The time that people spent on requests, problems, changes, and projects is important
input for any support organization. For Managed Service Providers (MSPs) this data may
even be used to charge their customers, generally by using it as input for an invoicing
tool. Effort classes can be used to add an additional classification to time entries, for
example to distinguish rates between business hours and overtime. When a time entry
overlaps two or more of such rate periods, the specialist would add multiple entries with
the appropriate effort classes. By adding the
Start field to the time entry record, this is
no longer necessary.
To be clear, for most users this enhancement has no impact at all. The
Start field is
populated automatically and may be ignored if an organization has no use for it. The way
it is populated depends on the situation.
When a specialist worked on a request, task, or other assignment and adds a time entry,

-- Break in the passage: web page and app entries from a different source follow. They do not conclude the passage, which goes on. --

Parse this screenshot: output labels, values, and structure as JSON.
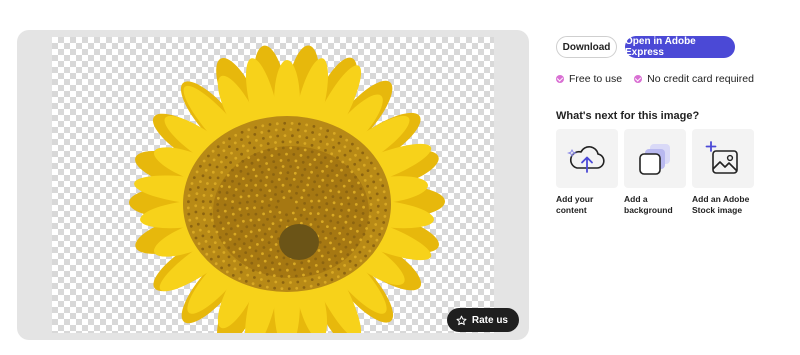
{
  "preview": {
    "rate_label": "Rate us"
  },
  "actions": {
    "download_label": "Download",
    "open_label": "Open in Adobe Express"
  },
  "features": [
    {
      "label": "Free to use"
    },
    {
      "label": "No credit card required"
    }
  ],
  "next_section": {
    "title": "What's next for this image?",
    "cards": [
      {
        "label": "Add your content",
        "icon": "cloud-upload-icon"
      },
      {
        "label": "Add a background",
        "icon": "layers-icon"
      },
      {
        "label": "Add an Adobe Stock image",
        "icon": "add-image-icon"
      }
    ]
  },
  "colors": {
    "accent": "#4b49d6",
    "check": "#d96fd3",
    "panel": "#e4e4e4",
    "petal": "#f7d21a",
    "petal_shade": "#e7b80c",
    "disc": "#b88a16",
    "disc_center": "#6b5417"
  }
}
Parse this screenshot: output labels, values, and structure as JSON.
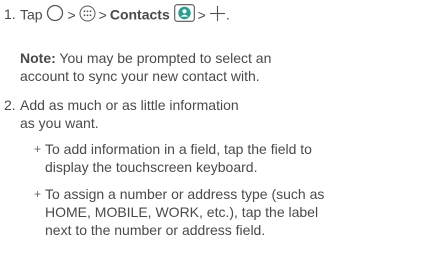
{
  "step1": {
    "number": "1.",
    "tap": "Tap",
    "sep1": ">",
    "sep2": ">",
    "contacts": "Contacts",
    "sep3": ">",
    "end": ".",
    "icons": [
      "home-circle-icon",
      "apps-grid-icon",
      "contacts-person-icon",
      "add-plus-icon"
    ],
    "colors": {
      "contacts_accent": "#2a9d8f"
    }
  },
  "note": {
    "label": "Note:",
    "line1": " You may be prompted to select an",
    "line2": "account to sync your new contact with."
  },
  "step2": {
    "number": "2.",
    "line1": "Add as much or as little information",
    "line2": "as you want."
  },
  "bullets": [
    {
      "marker": "+",
      "lines": [
        "To add information in a field, tap the field to",
        "display the touchscreen keyboard."
      ]
    },
    {
      "marker": "+",
      "lines": [
        "To assign a number or address type (such as",
        "HOME, MOBILE, WORK, etc.), tap the label",
        "next to the number or address field."
      ]
    }
  ]
}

the value in the
Start field is calculated by subtracting the time spent from the current
time. Imagine for example that Howard worked for 20 minutes on request #70445 and
writes a note with that time entry at 10:00 in the morning:
If he then clicks on that time entry, he sees the edit form of the time entry pop up, showing
the time he worked on the request and the presumed start time of his work, being 09:40
am. He is then still able to edit those fields.
When a specialist adds a time entry via a time allocation, the
Start field is set to the
start of the working hours of the person on that day. The reasoning behind this is that
when using this method, time entries are often entered some time after the work was
done. The specialist can of course still edit the start time.
Start field is always displayed in the user’s time zone and is also accessible by
APIs and import/export, as